Another ending I despise is the ending where either the protagonist dies or all the people around the protagonist die and the protagonist is left on her own in a wasteland of mindless destruction and grief. My one exception so far to this dislike is The Book Thief by Markus Zusak, and that’s because Death is the narrator, so I knew it had to happen at some point. Most of my dislike for this type of ending comes from the fact that I am fundamentally an optimist, and this depressing view of the world just doesn’t jive with my sunny outlook on life. I know, I know. I kill characters mercilessly in my own stories, and a lot of the time I enjoy a good character death. But only when that character death serves a purpose.

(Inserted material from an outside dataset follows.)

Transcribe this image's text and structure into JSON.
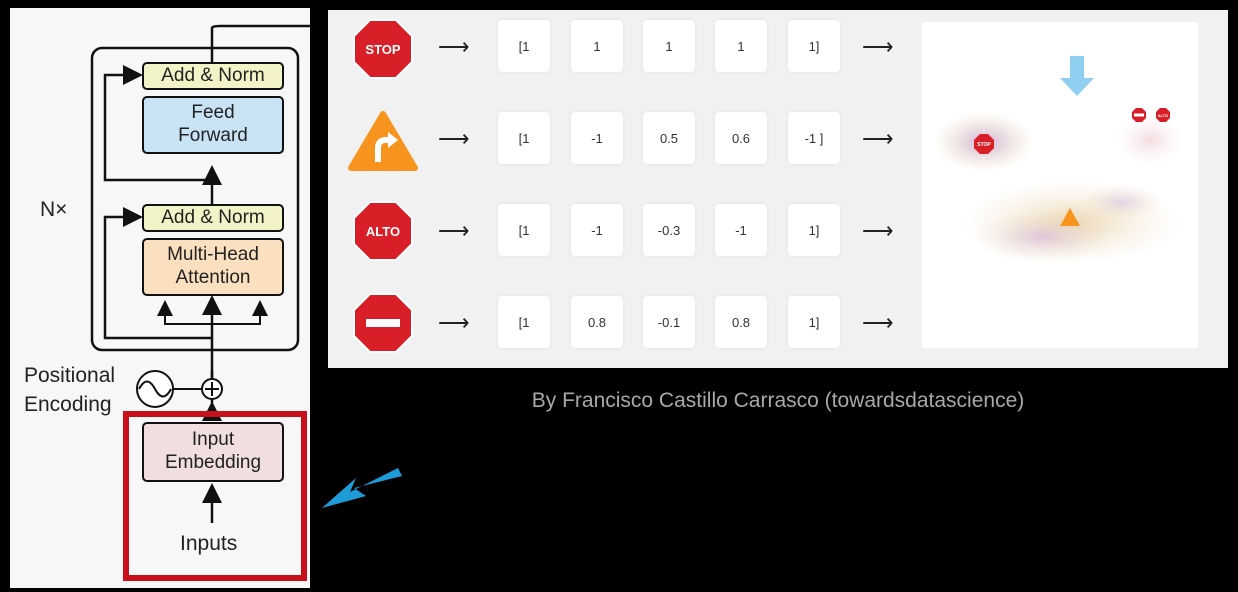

When you kill everyone just to show that the world is rough, it doesn’t work for me. Also, as in another popular young adult dystopian trilogy, when you kill the main character for no good reason other than she’s nobly sacrificing herself for someone else I really couldn’t care less about, I feel like I’m wasting my time. Because I’m not reading the story for the interesting world. I’m reading the story for the character. And that was a dumb decision!


My favorite kind of ending, on the other hand, is like the ending of the TV show Leverage or Kristin Hannah’s book The Nightingale. It’s what I’m hoping the ending of Marissa Meyer’s Lunar Chronicles series will be (we’ll see tomorrow!). My favorite kind of ending brings all the pieces of the story together. It solves the problems of the plot in a satisfying way. It makes me feel like the characters have grown and changed in ways that matter. It is the sort of ending that makes me want to turn right back to the beginning of the book and read it all over again. It doesn’t have to be happy, and it doesn’t have to solve everything. In my favorite endings, there is at least one piece left for the reader to ponder, one more story for the reader to imagine. And while I always love a nice happy ending, my favorite endings are bittersweet. Because what is a happy ending worth—what is any journey worth—without struggles and losses that must be overcome along the way?